Lyric Poetry After Auschwitz

In which I review books without actually having read them, based only on the titles. Starting with Kent Johnson’s Lyric Poetry After Auschwitz, which has been the buzz of the blogs recently.

The title is of course a quote, from (Google tells me) Theodore Adorno, who said that poetry after Auschwitz was ‘barbaric’ – though he also said that ‘literature must resist this verdict’.

So, we have a book of poetry which gets its title from a quote about poetry from a culture theorist. First deduction: this book is full of self-consciously intellectual poetry that isn’t afraid to approach its subject through a layer of heavy-handed irony.

In fact, there’s no way someone who would choose this title would be gauche enough to to use the phrase ‘lyric poetry’ in a straightforward way. It’s a further irony – the poems in the book are not in fact lyrics at all!

On the other hand, despite all the irony sloshing around the place, there are certain magic words that are too important to make light of, even for people who read cultural theorists. Theory fans are generally earnest about their politics anyway, but mentioning Auschwitz in the title means this a book of Very Serious Poetry.

The poet must have a Very Serious point to make – I’m guessing he thinks Auschwitz was a bad thing. He probably also draws in some more contemporary events as well, for topicality.

So we have non-lyrical (in fact, anti-lyrical) poetry about Auschwitz, Srebrenica, Iraq and so on. But it’s not just about the sadness of the human condition – no, it’s highly politicised.

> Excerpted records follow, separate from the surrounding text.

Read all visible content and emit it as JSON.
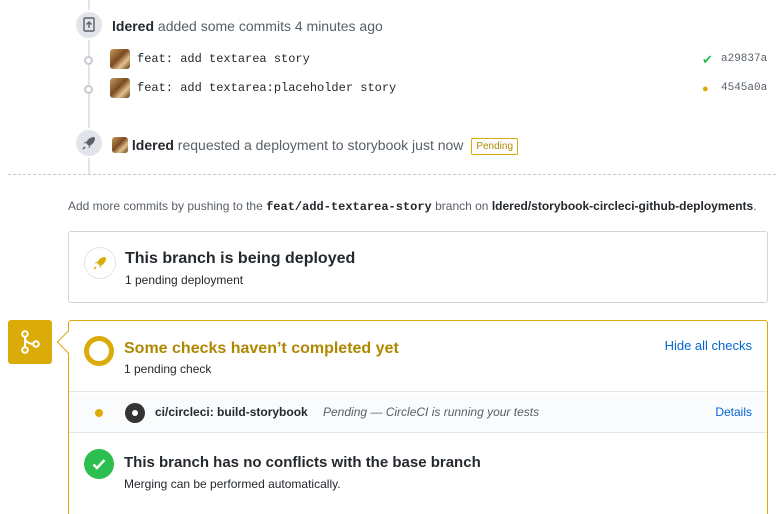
{
  "timeline": {
    "commits_event": {
      "actor": "ldered",
      "text": "added some commits 4 minutes ago"
    },
    "commits": [
      {
        "message": "feat: add textarea story",
        "status": "success",
        "sha": "a29837a"
      },
      {
        "message": "feat: add textarea:placeholder story",
        "status": "pending",
        "sha": "4545a0a"
      }
    ],
    "deploy_event": {
      "actor": "ldered",
      "text": "requested a deployment to storybook just now",
      "label": "Pending"
    }
  },
  "push_hint": {
    "prefix": "Add more commits by pushing to the",
    "branch": "feat/add-textarea-story",
    "middle": "branch on",
    "repo": "ldered/storybook-circleci-github-deployments",
    "suffix": "."
  },
  "deployment": {
    "title": "This branch is being deployed",
    "subtitle": "1 pending deployment"
  },
  "checks": {
    "title": "Some checks haven’t completed yet",
    "subtitle": "1 pending check",
    "toggle_label": "Hide all checks",
    "items": [
      {
        "name": "ci/circleci: build-storybook",
        "description": "Pending — CircleCI is running your tests",
        "details_label": "Details"
      }
    ]
  },
  "conflicts": {
    "title": "This branch has no conflicts with the base branch",
    "subtitle": "Merging can be performed automatically."
  },
  "colors": {
    "pending": "#dbab09",
    "success": "#2cbe4e",
    "link": "#0366d6"
  }
}
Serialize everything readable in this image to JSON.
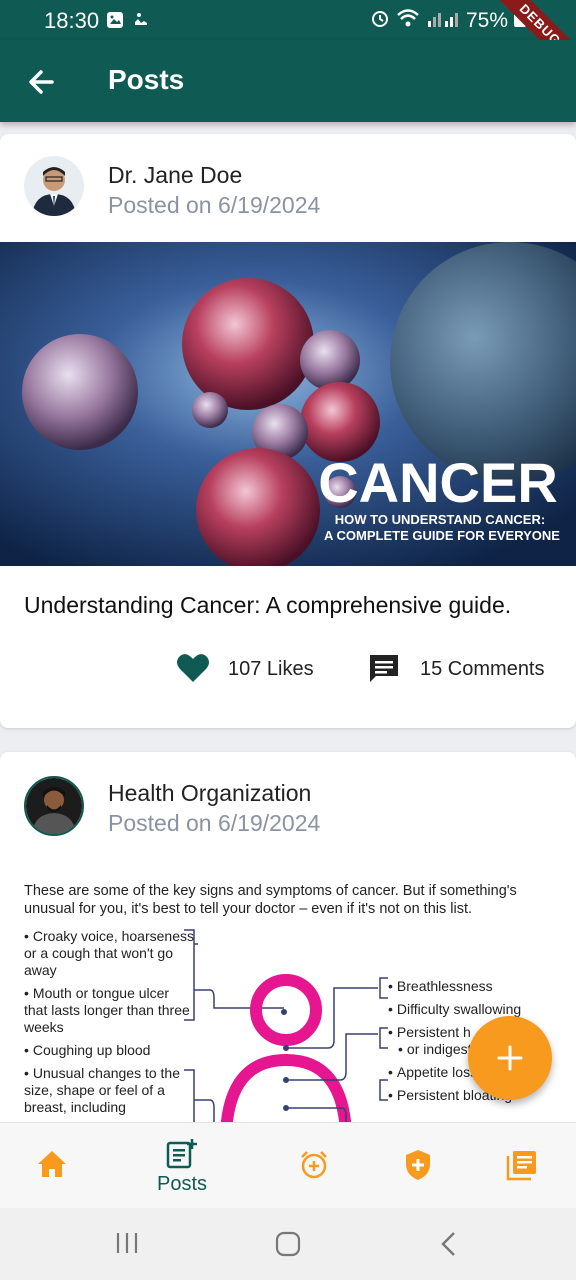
{
  "status_bar": {
    "time": "18:30",
    "battery": "75%",
    "debug_label": "DEBUG"
  },
  "app_bar": {
    "title": "Posts"
  },
  "posts": [
    {
      "author": "Dr. Jane Doe",
      "posted": "Posted on 6/19/2024",
      "image_title": "CANCER",
      "image_subtitle_1": "HOW TO UNDERSTAND CANCER:",
      "image_subtitle_2": "A COMPLETE GUIDE FOR EVERYONE",
      "caption": "Understanding Cancer: A comprehensive guide.",
      "likes": "107 Likes",
      "comments": "15 Comments"
    },
    {
      "author": "Health Organization",
      "posted": "Posted on 6/19/2024",
      "intro": "These are some of the key signs and symptoms of cancer. But if something's unusual for you, it's best to tell your doctor – even if it's not on this list.",
      "left_items": [
        "Croaky voice, hoarseness or a cough that won't go away",
        "Mouth or tongue ulcer that lasts longer than three weeks",
        "Coughing up blood",
        "Unusual changes to the size, shape or feel of a breast, including"
      ],
      "right_items": [
        "Breathlessness",
        "Difficulty swallowing",
        "Persistent h",
        "or indigest",
        "Appetite loss",
        "Persistent bloating"
      ]
    }
  ],
  "bottom_nav": {
    "posts_label": "Posts"
  },
  "colors": {
    "primary": "#0f5a52",
    "accent": "#f79a1e"
  }
}
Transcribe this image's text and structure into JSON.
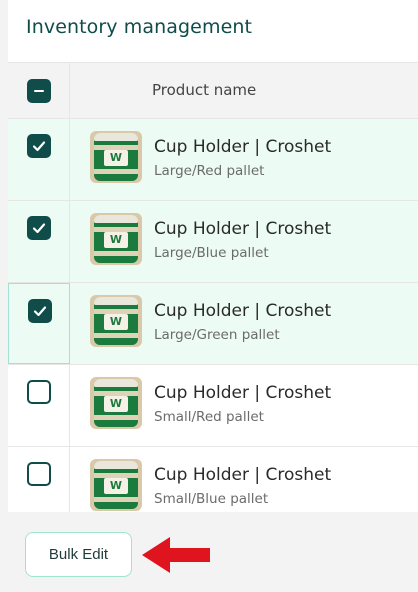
{
  "page": {
    "title": "Inventory management"
  },
  "table": {
    "header": {
      "column_label": "Product name",
      "select_all_state": "indeterminate"
    },
    "rows": [
      {
        "name": "Cup Holder | Croshet",
        "variant": "Large/Red pallet",
        "checked": true,
        "thumb_logo": "W"
      },
      {
        "name": "Cup Holder | Croshet",
        "variant": "Large/Blue pallet",
        "checked": true,
        "thumb_logo": "W"
      },
      {
        "name": "Cup Holder | Croshet",
        "variant": "Large/Green pallet",
        "checked": true,
        "thumb_logo": "W"
      },
      {
        "name": "Cup Holder | Croshet",
        "variant": "Small/Red pallet",
        "checked": false,
        "thumb_logo": "W"
      },
      {
        "name": "Cup Holder | Croshet",
        "variant": "Small/Blue pallet",
        "checked": false,
        "thumb_logo": "W"
      }
    ]
  },
  "actions": {
    "bulk_edit_label": "Bulk Edit"
  },
  "icons": {
    "check": "check-icon",
    "indeterminate": "minus-icon",
    "arrow": "arrow-left-icon"
  },
  "colors": {
    "accent": "#0f4c4a",
    "selected_row": "#ecfbf4",
    "focus_border": "#9fe3d1",
    "arrow": "#e0141e"
  }
}
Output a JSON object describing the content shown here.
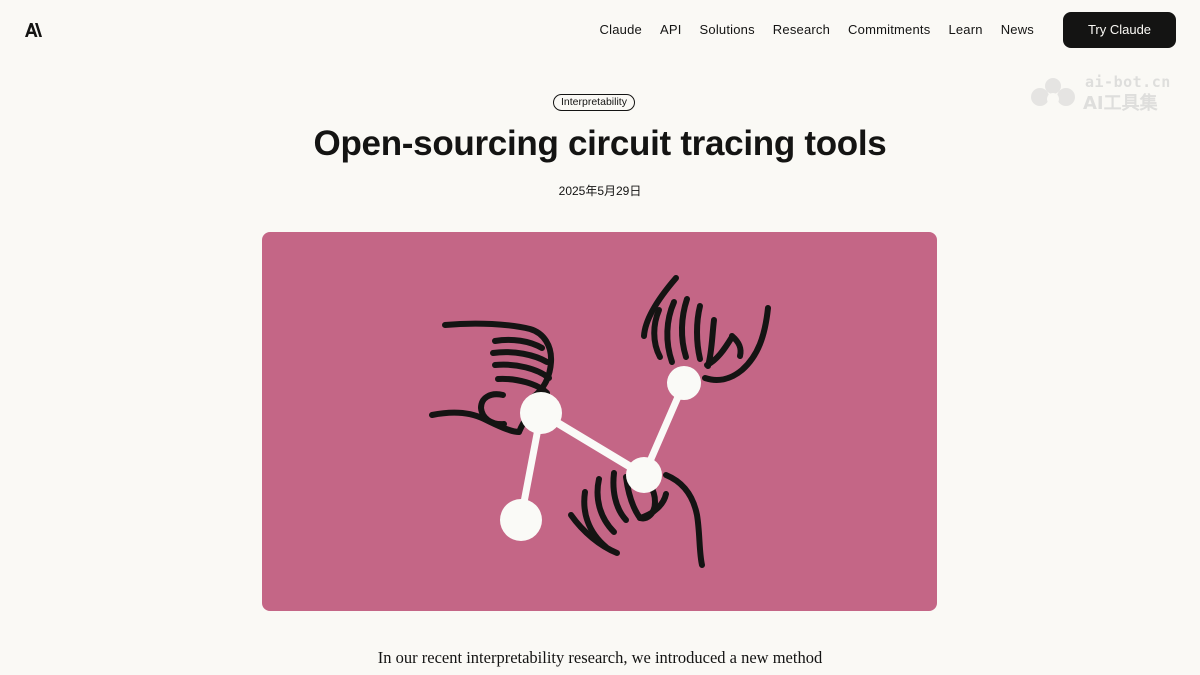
{
  "header": {
    "logo_text": "A\\",
    "nav": [
      "Claude",
      "API",
      "Solutions",
      "Research",
      "Commitments",
      "Learn",
      "News"
    ],
    "cta_label": "Try Claude"
  },
  "watermark": {
    "line1": "ai-bot.cn",
    "line2": "AI工具集"
  },
  "article": {
    "tag": "Interpretability",
    "title": "Open-sourcing circuit tracing tools",
    "date": "2025年5月29日",
    "lead": "In our recent interpretability research, we introduced a new method"
  },
  "colors": {
    "background": "#faf9f5",
    "hero": "#c46686",
    "ink": "#141413"
  },
  "icons": {
    "logo": "anthropic-logo-icon",
    "watermark": "ai-bot-logo-icon"
  }
}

And it’s very aware of irony but has no sense of humour.

As you may have gathered, I hate this title. It’s aggressive, holier-than-thou, patronising, self-important and heavy-handed.